There are many areas of investigation as we continue to piece together the gunman's movements, possible motivation and whether he received assistance leading up to the incidents. Also, three related matters have been referred to the Nova Scotia Serious Incident Response Team (SiRT). Two of those matters are being investigated by SiRT: gunfire by RCMP officers at the Onslow Belmont Fire Brigade on April 19 and the death of the gunman. The third matter, which is related to whether Cst. Heidi Stevenson fired her weapon at the gunman, continues to be part of Operation H-Strong.
Investigators have identified the supplier that was used to make the RCMP decals that were on the gunman's car. The decals were created without permission of the business owner. The business owner and individual who made the decals are both cooperating with police.
When the gunman left the Portapique area on April 18, he was in possession of two semi-automatic handguns and two semi-automatic rifles. One of the guns has been traced to Canada. The remaining guns that were recovered are believed to have been obtained in the United States. The RCMP is working with the Canada Border Services Agency on the investigation on any cross-border or border-related elements. The calibre of the weapons is not being released, because determining where and how the gunman obtained the firearms is a central part of the investigation, and we use this detailed information to verify the credibility of some of the information we receive.
The RCMP's Behavioural Analysis Unit is conducting a psychological autopsy of the gunman, with the intent of gathering insights into why he committed the acts of violence. This includes an analysis of his personality, past behaviour and how he related to others.
Regarding the fires that were set by the gunman, investigators believe he used an accelerant. From witness statements, we know the gunman had a significant supply of gasoline at his home in Portapique.
Using ground penetrating radar, with support from Dalhousie University, forensic identification officers searched the underground of the gunman's property in Portapique. This was done to determine whether anything of relevance or interest to the investigation was buried on the property, and nothing was recovered.
The special tactical operations team has completed its ground searches, and all 17 scenes and search areas have been released. We thank the public and property owners for their patience in allowing us to do our due diligence in carrying out our work.
Investigators have spoken with 500 witnesses and are continuing to conduct interviews. We thank all those who have spoken with investigators and to all of those who have submitted tips and video.

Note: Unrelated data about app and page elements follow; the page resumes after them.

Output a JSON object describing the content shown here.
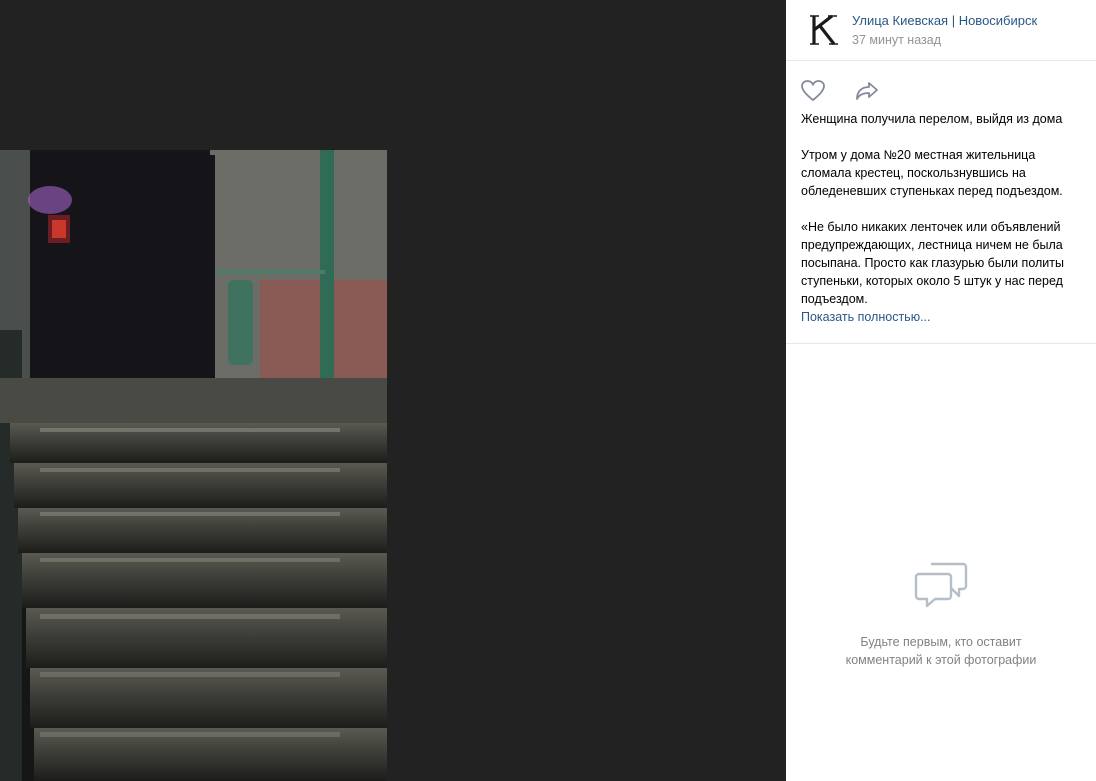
{
  "post": {
    "author": "Улица Киевская | Новосибирск",
    "time": "37 минут назад",
    "title": "Женщина получила перелом, выйдя из дома",
    "paragraph1": "Утром у дома №20 местная жительница сломала крестец, поскользнувшись на обледеневших ступеньках перед подъездом.",
    "paragraph2": "«Не было никаких ленточек или объявлений предупреждающих, лестница ничем не была посыпана. Просто как глазурью были политы ступеньки, которых около 5 штук у нас перед подъездом.",
    "show_more": "Показать полностью..."
  },
  "comments": {
    "empty_line1": "Будьте первым, кто оставит",
    "empty_line2": "комментарий к этой фотографии"
  },
  "icons": {
    "like": "heart-icon",
    "share": "share-arrow-icon",
    "comments_empty": "speech-bubbles-icon"
  }
}
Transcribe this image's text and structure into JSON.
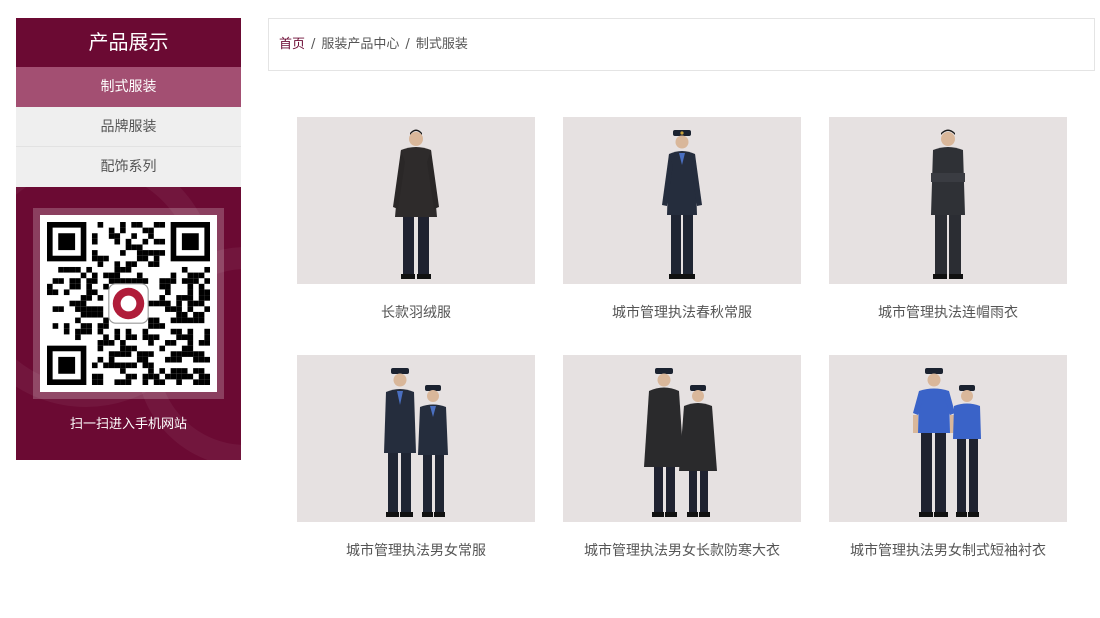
{
  "sidebar": {
    "title": "产品展示",
    "items": [
      {
        "label": "制式服装",
        "active": true
      },
      {
        "label": "品牌服装",
        "active": false
      },
      {
        "label": "配饰系列",
        "active": false
      }
    ],
    "qr_caption": "扫一扫进入手机网站"
  },
  "breadcrumb": {
    "home": "首页",
    "separator": "/",
    "level1": "服装产品中心",
    "level2": "制式服装"
  },
  "products": [
    {
      "name": "长款羽绒服"
    },
    {
      "name": "城市管理执法春秋常服"
    },
    {
      "name": "城市管理执法连帽雨衣"
    },
    {
      "name": "城市管理执法男女常服"
    },
    {
      "name": "城市管理执法男女长款防寒大衣"
    },
    {
      "name": "城市管理执法男女制式短袖衬衣"
    }
  ],
  "colors": {
    "brand": "#6b0a33",
    "active_item": "#a34f72",
    "photo_bg": "#e6e1e1",
    "uniform_dark": "#2b2f38",
    "shirt_blue": "#3a63c8"
  }
}
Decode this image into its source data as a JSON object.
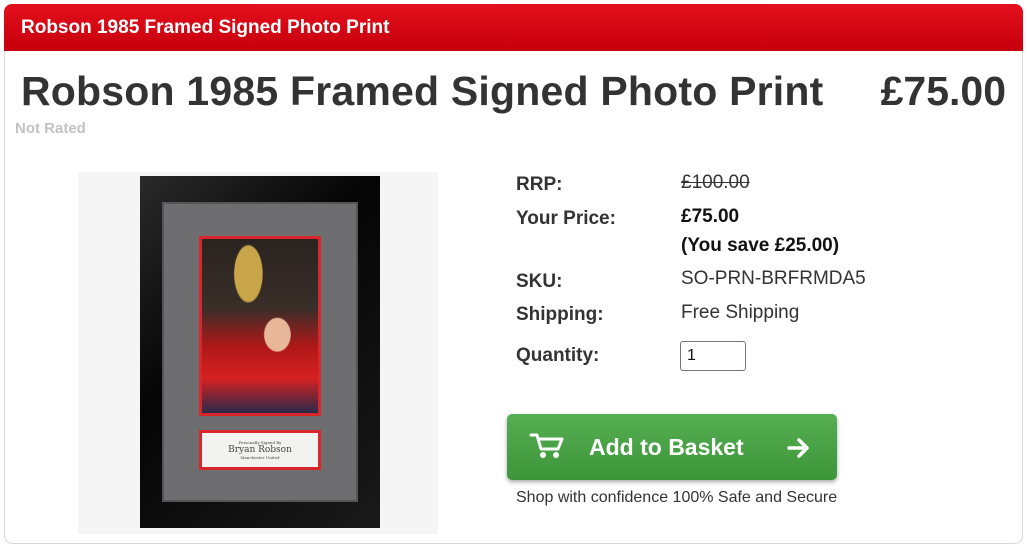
{
  "banner": {
    "title": "Robson 1985 Framed Signed Photo Print"
  },
  "product": {
    "title": "Robson 1985 Framed Signed Photo Print",
    "price": "£75.00",
    "rating": "Not Rated",
    "image": {
      "plaque_name": "Bryan Robson",
      "plaque_line_top": "Personally Signed By",
      "plaque_line_bottom": "Manchester United"
    }
  },
  "details": {
    "rrp_label": "RRP:",
    "rrp_value": "£100.00",
    "your_price_label": "Your Price:",
    "your_price_value": "£75.00",
    "you_save": "(You save £25.00)",
    "sku_label": "SKU:",
    "sku_value": "SO-PRN-BRFRMDA5",
    "shipping_label": "Shipping:",
    "shipping_value": "Free Shipping",
    "quantity_label": "Quantity:",
    "quantity_value": "1"
  },
  "actions": {
    "add_to_basket": "Add to Basket",
    "confidence_text": "Shop with confidence 100% Safe and Secure"
  },
  "colors": {
    "banner": "#d4000f",
    "button": "#4aa247",
    "text": "#333333",
    "rating": "#c2c2c2"
  },
  "icons": [
    "cart-icon",
    "arrow-right-icon"
  ]
}
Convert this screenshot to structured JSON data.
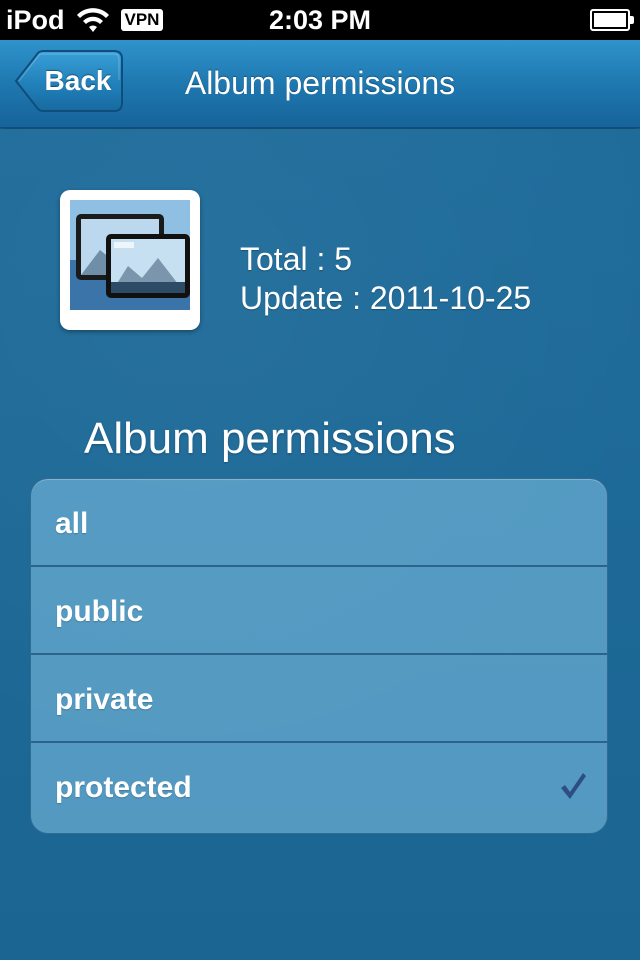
{
  "status_bar": {
    "carrier": "iPod",
    "vpn": "VPN",
    "time": "2:03 PM",
    "icons": [
      "wifi-icon",
      "battery-icon"
    ]
  },
  "nav": {
    "back_label": "Back",
    "title": "Album permissions"
  },
  "album": {
    "total": "Total : 5",
    "update": "Update : 2011-10-25"
  },
  "section_title": "Album permissions",
  "permissions": {
    "items": [
      {
        "label": "all",
        "selected": false
      },
      {
        "label": "public",
        "selected": false
      },
      {
        "label": "private",
        "selected": false
      },
      {
        "label": "protected",
        "selected": true
      }
    ]
  },
  "colors": {
    "background": "#1f6a98",
    "nav_bar": "#1f78b0",
    "checkmark": "#2c4f80"
  }
}
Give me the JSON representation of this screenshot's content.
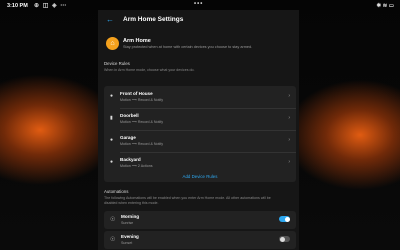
{
  "status_bar": {
    "time": "3:10 PM",
    "app_icons": "⊕ ◫ ◈ ⋯",
    "right_icons": "✱ ≋ ▭",
    "dots": "•••"
  },
  "header": {
    "title": "Arm Home Settings",
    "back_icon": "arrow-left-icon"
  },
  "hero": {
    "title": "Arm Home",
    "description": "Stay protected when at home with certain devices you choose to stay armed.",
    "icon": "home-shield-icon"
  },
  "device_rules": {
    "title": "Device Rules",
    "subtitle": "When in Arm Home mode, choose what your devices do.",
    "items": [
      {
        "name": "Front of House",
        "description": "Motion ⟶ Record & Notify"
      },
      {
        "name": "Doorbell",
        "description": "Motion ⟶ Record & Notify"
      },
      {
        "name": "Garage",
        "description": "Motion ⟶ Record & Notify"
      },
      {
        "name": "Backyard",
        "description": "Motion ⟶ 2 Actions"
      }
    ],
    "add_label": "Add Device Rules"
  },
  "automations": {
    "title": "Automations",
    "subtitle_line1": "The following Automations will be enabled when you enter Arm Home mode. All other automations will be",
    "subtitle_line2": "disabled when entering this mode.",
    "items": [
      {
        "name": "Morning",
        "description": "Sunrise",
        "enabled": true
      },
      {
        "name": "Evening",
        "description": "Sunset",
        "enabled": false
      }
    ]
  },
  "colors": {
    "accent": "#2ea8f0",
    "hero_icon": "#f4a11d",
    "background_glow": "#ec6012"
  }
}
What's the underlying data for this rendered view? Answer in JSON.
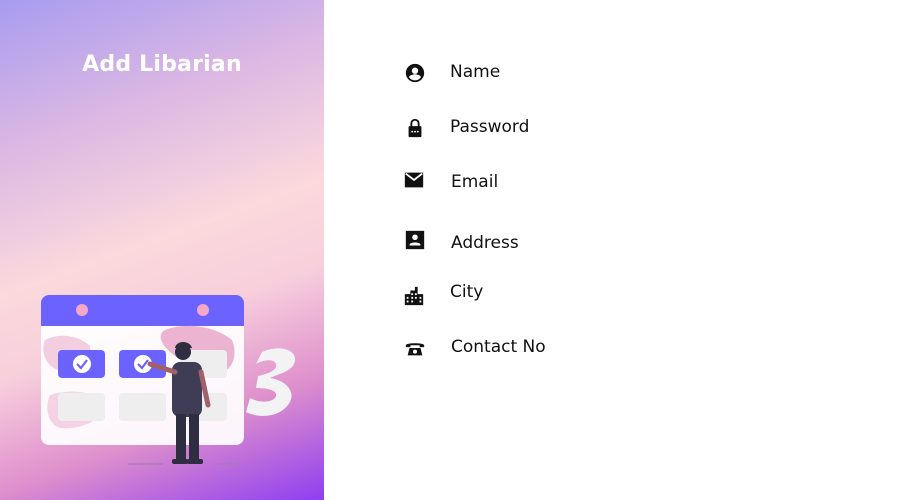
{
  "header": {
    "title": "Add Libarian"
  },
  "form": {
    "fields": [
      {
        "label": "Name",
        "icon": "account-circle-icon"
      },
      {
        "label": "Password",
        "icon": "lock-icon"
      },
      {
        "label": "Email",
        "icon": "mail-icon"
      },
      {
        "label": "Address",
        "icon": "contact-card-icon"
      },
      {
        "label": "City",
        "icon": "city-buildings-icon"
      },
      {
        "label": "Contact No",
        "icon": "phone-icon"
      }
    ]
  },
  "colors": {
    "accent": "#6c63ff",
    "gradient_top": "#a79cf0",
    "gradient_mid": "#fbd9dc",
    "gradient_bottom": "#8f3ff0"
  }
}
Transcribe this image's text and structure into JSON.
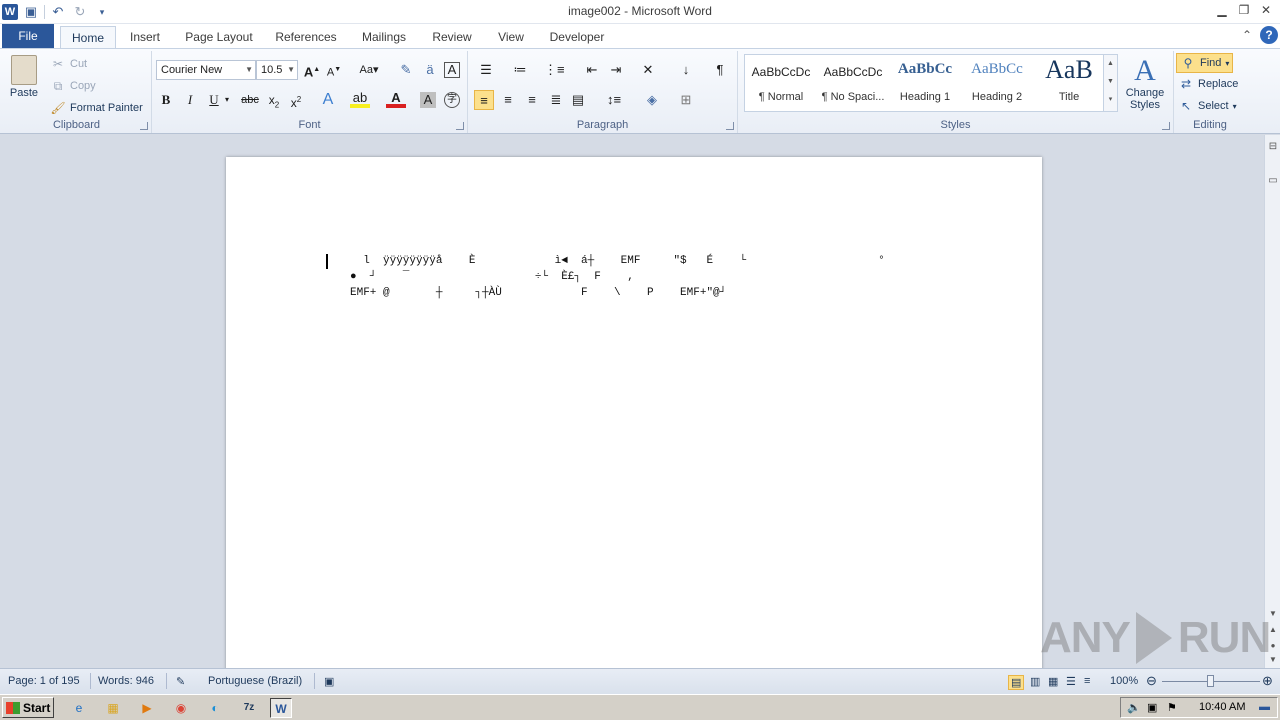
{
  "window": {
    "title": "image002 - Microsoft Word"
  },
  "qat": {
    "icons": [
      "word-logo",
      "save-icon",
      "undo-icon",
      "redo-icon",
      "customize-qat-icon"
    ]
  },
  "tabs": [
    "File",
    "Home",
    "Insert",
    "Page Layout",
    "References",
    "Mailings",
    "Review",
    "View",
    "Developer"
  ],
  "clipboard": {
    "paste": "Paste",
    "cut": "Cut",
    "copy": "Copy",
    "format_painter": "Format Painter",
    "label": "Clipboard"
  },
  "font": {
    "name": "Courier New",
    "size": "10.5",
    "label": "Font"
  },
  "paragraph": {
    "label": "Paragraph"
  },
  "styles": {
    "items": [
      {
        "sample": "AaBbCcDc",
        "name": "¶ Normal"
      },
      {
        "sample": "AaBbCcDc",
        "name": "¶ No Spaci..."
      },
      {
        "sample": "AaBbCc",
        "name": "Heading 1"
      },
      {
        "sample": "AaBbCc",
        "name": "Heading 2"
      },
      {
        "sample": "AaB",
        "name": "Title"
      }
    ],
    "change_styles": "Change Styles",
    "label": "Styles"
  },
  "editing": {
    "find": "Find",
    "replace": "Replace",
    "select": "Select",
    "label": "Editing"
  },
  "document": {
    "lines": [
      "  l  ÿÿÿÿÿÿÿÿå    È            ì◄  á┼    EMF     ″$   É    └                    °",
      "●  ┘    ¯                   ÷└  È£┐  F    ,",
      "EMF+ @       ┼     ┐┼ÀÙ            F    \\    P    EMF+″@┘"
    ]
  },
  "statusbar": {
    "page": "Page: 1 of 195",
    "words": "Words: 946",
    "language": "Portuguese (Brazil)",
    "zoom": "100%"
  },
  "taskbar": {
    "start": "Start",
    "time": "10:40 AM"
  },
  "watermark": {
    "text_left": "ANY",
    "text_right": "RUN"
  }
}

The Nova Scotia RCMP is looking to speak with anyone who may have had a conflict with the gunman, whether professional or personal, at any time. Please call the tip line at 1-833-570-0121.